The dangerous feature of the al Jaafari controversy is the overlap of politics and religion, with the threat of repercussions throughout the region. Amidst all manner of plausible and implausible conspiracy theories, Shias in Iran, Lebanon and Bahrain link the mosque attacks in Iraq with the Danish cartoon controversy, further fuelling anti-Western passion. There are fears that Sunni-Shia tension might impact on Saudi Arabia's oil production. Warning a senate committee that religious conflict 'would seriously jeopardise the democratic political process', Negroponte agreed that, despite initial reluctance, neighbouring countries would be tempted to become involved. As the world's principal Shia power, Iran may feel ' and Iraqi Shias may reciprocate the sentiment ' that it has a more legitimate interest in adjoining Shia-majority Iraq than the US.
It is a measure of its inability to appreciate the force of Asian nationalism that the US cannot grasp that anything that looks like coercion can only aggravate the situation. Washington is probably still surprised that it was not hailed as the liberator from Saddam's oppression. It still mistakes national resistance ' what Napoleon called a 'running sore' in conquered Spain ' for terrorism. Such obtuseness arises from what J. William Fulbright called 'the arrogance of power' in his eponymous 1966 classic which continues to provide insights into current American policy.

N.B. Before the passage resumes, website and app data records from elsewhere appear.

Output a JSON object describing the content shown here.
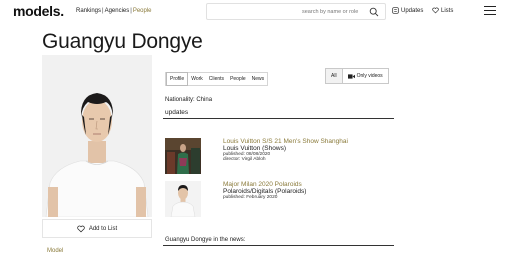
{
  "header": {
    "logo": "models.",
    "nav": [
      {
        "label": "Rankings"
      },
      {
        "label": "Agencies"
      },
      {
        "label": "People"
      }
    ],
    "search_placeholder": "search by name or role",
    "updates_label": "Updates",
    "lists_label": "Lists"
  },
  "profile": {
    "name": "Guangyu Dongye",
    "add_to_list": "Add to List",
    "role": "Model"
  },
  "tabs": [
    {
      "label": "Profile"
    },
    {
      "label": "Work"
    },
    {
      "label": "Clients"
    },
    {
      "label": "People"
    },
    {
      "label": "News"
    }
  ],
  "filters": {
    "all": "All",
    "only_videos": "Only videos"
  },
  "nationality": "Nationality: China",
  "updates_heading": "updates",
  "updates": [
    {
      "title": "Louis Vuitton S/S 21 Men's Show Shanghai",
      "subtitle": "Louis Vuitton (Shows)",
      "published": "published: 08/08/2020",
      "director": "director: Virgil Abloh"
    },
    {
      "title": "Major Milan 2020 Polaroids",
      "subtitle": "Polaroids/Digitals (Polaroids)",
      "published": "published: February 2020"
    }
  ],
  "news_heading": "Guangyu Dongye in the news:",
  "colors": {
    "accent": "#8a7a3a",
    "rule": "#333333"
  }
}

'America is now at that historical point at which a great nation is in danger of losing its perspective on what exactly is within the realm of its power and what is beyond it,' Fulbright wrote. 'Other great nations, reaching this crucial juncture, have aspired to too much and, by overextension of effort, have declined and then fallen. Gradually but unmistakably, America is showing signs of that arrogance of power which has afflicted, weakened, and in some cases destroyed great nations in the past. In so doing, we are not living up to our capacity and promise as a civilised example for the world; the measure of our falling short is the measure of the patriot's duty of dissent.'
That patriotic cri de coeur prompts a question about what the US expects from subordinate partners. Thomas Carothers, a historian of the democratization process in Latin America who also served in Reagan's state department, might not have branded the expectation as quite the blind obedience of Finlandization. He thought the programmes were 'sincere' but failed because Washington would tolerate only 'limited, top-down forms of democratic change that did not risk upsetting the traditional structures of power with which the US has long been allied'.
The US had its way in Nicaragua, but as Carothers wrote, the death toll was 'significantly higher than the number of US persons killed in the US Civil War and all the wars of the 20th century combined'. Today, Nicaragua is the second-poorest country in the hemisphere, just above Haiti, another target of US intervention. About 60 per cent of Nicaraguan children under two are afflicted with anaemia from severe malnutrition.
Unlike in Nicaragua, there is no systemic conflict in Iraq. Nor any threat to American security. But that's not enough. As in Palestine, Bush's mission civilisatrice demands that the voters' choice must be handpicked by the US. It's a definition of democracy that befits Stalin's Russia, not the land of the free from which the world expects moral and material succour.